Data entries:
══════════════════════════════
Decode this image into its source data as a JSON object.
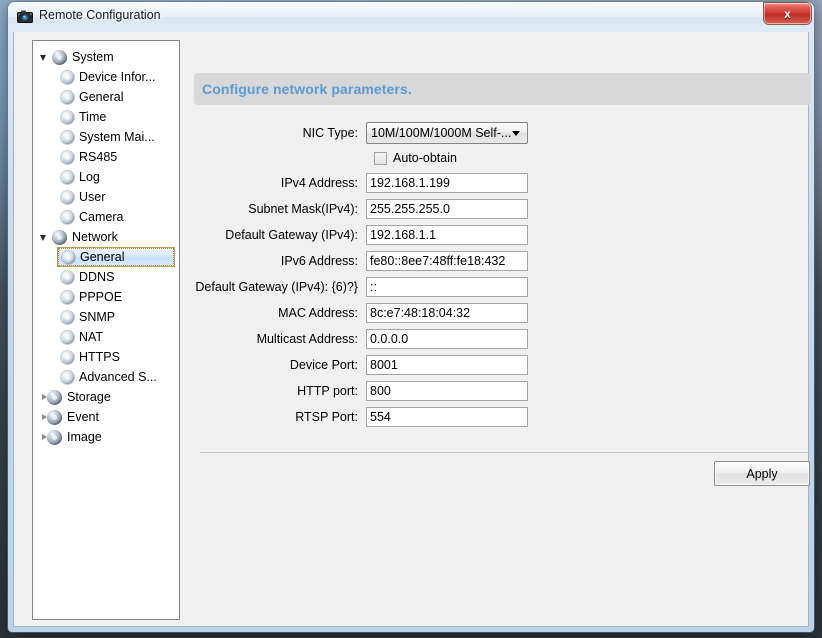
{
  "window": {
    "title": "Remote Configuration",
    "app_icon": "camera-icon",
    "close_label": "x"
  },
  "sidebar": {
    "items": [
      {
        "label": "System",
        "level": "root",
        "expander": "open",
        "icon": "sphere-icon",
        "selected": false
      },
      {
        "label": "Device Infor...",
        "level": "child",
        "expander": "none",
        "icon": "gear-small-icon",
        "selected": false
      },
      {
        "label": "General",
        "level": "child",
        "expander": "none",
        "icon": "gear-small-icon",
        "selected": false
      },
      {
        "label": "Time",
        "level": "child",
        "expander": "none",
        "icon": "gear-small-icon",
        "selected": false
      },
      {
        "label": "System Mai...",
        "level": "child",
        "expander": "none",
        "icon": "gear-small-icon",
        "selected": false
      },
      {
        "label": "RS485",
        "level": "child",
        "expander": "none",
        "icon": "gear-small-icon",
        "selected": false
      },
      {
        "label": "Log",
        "level": "child",
        "expander": "none",
        "icon": "gear-small-icon",
        "selected": false
      },
      {
        "label": "User",
        "level": "child",
        "expander": "none",
        "icon": "gear-small-icon",
        "selected": false
      },
      {
        "label": "Camera",
        "level": "child",
        "expander": "none",
        "icon": "gear-small-icon",
        "selected": false
      },
      {
        "label": "Network",
        "level": "root",
        "expander": "open",
        "icon": "sphere-icon",
        "selected": false
      },
      {
        "label": "General",
        "level": "child",
        "expander": "none",
        "icon": "gear-small-icon",
        "selected": true
      },
      {
        "label": "DDNS",
        "level": "child",
        "expander": "none",
        "icon": "gear-small-icon",
        "selected": false
      },
      {
        "label": "PPPOE",
        "level": "child",
        "expander": "none",
        "icon": "gear-small-icon",
        "selected": false
      },
      {
        "label": "SNMP",
        "level": "child",
        "expander": "none",
        "icon": "gear-small-icon",
        "selected": false
      },
      {
        "label": "NAT",
        "level": "child",
        "expander": "none",
        "icon": "gear-small-icon",
        "selected": false
      },
      {
        "label": "HTTPS",
        "level": "child",
        "expander": "none",
        "icon": "gear-small-icon",
        "selected": false
      },
      {
        "label": "Advanced S...",
        "level": "child",
        "expander": "none",
        "icon": "gear-small-icon",
        "selected": false
      },
      {
        "label": "Storage",
        "level": "root",
        "expander": "closed",
        "icon": "sphere-icon",
        "selected": false
      },
      {
        "label": "Event",
        "level": "root",
        "expander": "closed",
        "icon": "sphere-icon",
        "selected": false
      },
      {
        "label": "Image",
        "level": "root",
        "expander": "closed",
        "icon": "sphere-icon",
        "selected": false
      }
    ]
  },
  "content": {
    "header": "Configure network parameters.",
    "header_color": "#5b9bd5",
    "nic_type": {
      "label": "NIC Type:",
      "value": "10M/100M/1000M Self-..."
    },
    "auto_obtain": {
      "label": "Auto-obtain",
      "checked": false
    },
    "fields": [
      {
        "label": "IPv4 Address:",
        "value": "192.168.1.199"
      },
      {
        "label": "Subnet Mask(IPv4):",
        "value": "255.255.255.0"
      },
      {
        "label": "Default Gateway (IPv4):",
        "value": "192.168.1.1"
      },
      {
        "label": "IPv6 Address:",
        "value": "fe80::8ee7:48ff:fe18:432"
      },
      {
        "label": "Default Gateway (IPv4): {6)?}",
        "value": "::"
      },
      {
        "label": "MAC Address:",
        "value": "8c:e7:48:18:04:32"
      },
      {
        "label": "Multicast Address:",
        "value": "0.0.0.0"
      },
      {
        "label": "Device Port:",
        "value": "8001"
      },
      {
        "label": "HTTP port:",
        "value": "800"
      },
      {
        "label": "RTSP Port:",
        "value": "554"
      }
    ],
    "apply_label": "Apply"
  }
}
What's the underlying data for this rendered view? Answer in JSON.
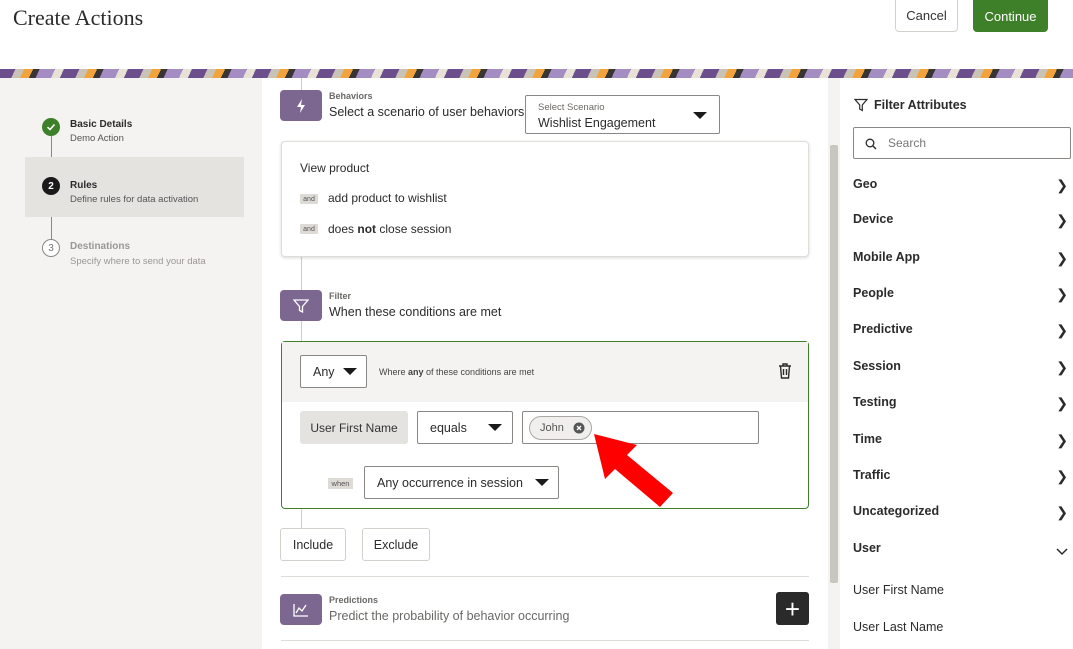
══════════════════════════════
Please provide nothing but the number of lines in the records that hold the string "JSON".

2